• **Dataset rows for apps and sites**

########################################

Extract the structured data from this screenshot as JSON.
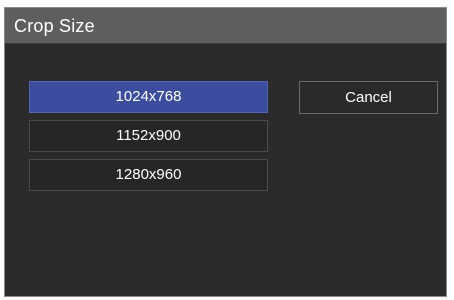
{
  "dialog": {
    "title": "Crop Size",
    "options": [
      {
        "label": "1024x768",
        "selected": true
      },
      {
        "label": "1152x900",
        "selected": false
      },
      {
        "label": "1280x960",
        "selected": false
      }
    ],
    "cancel_label": "Cancel"
  },
  "colors": {
    "dialog_background": "#2b2b2b",
    "titlebar_background": "#5e5e5e",
    "selected_option": "#3c4da0",
    "text": "#ffffff"
  }
}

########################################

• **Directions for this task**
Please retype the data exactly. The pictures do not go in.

• **Finished exercise**
Extract the structured data from this screenshot as JSON.
{
  "dialog": {
    "title": "Crop Size",
    "options": [
      {
        "label": "1024x768",
        "selected": true
      },
      {
        "label": "1152x900",
        "selected": false
      },
      {
        "label": "1280x960",
        "selected": false
      }
    ],
    "cancel_label": "Cancel"
  },
  "colors": {
    "dialog_background": "#2b2b2b",
    "titlebar_background": "#5e5e5e",
    "selected_option": "#3c4da0",
    "text": "#ffffff"
  }
}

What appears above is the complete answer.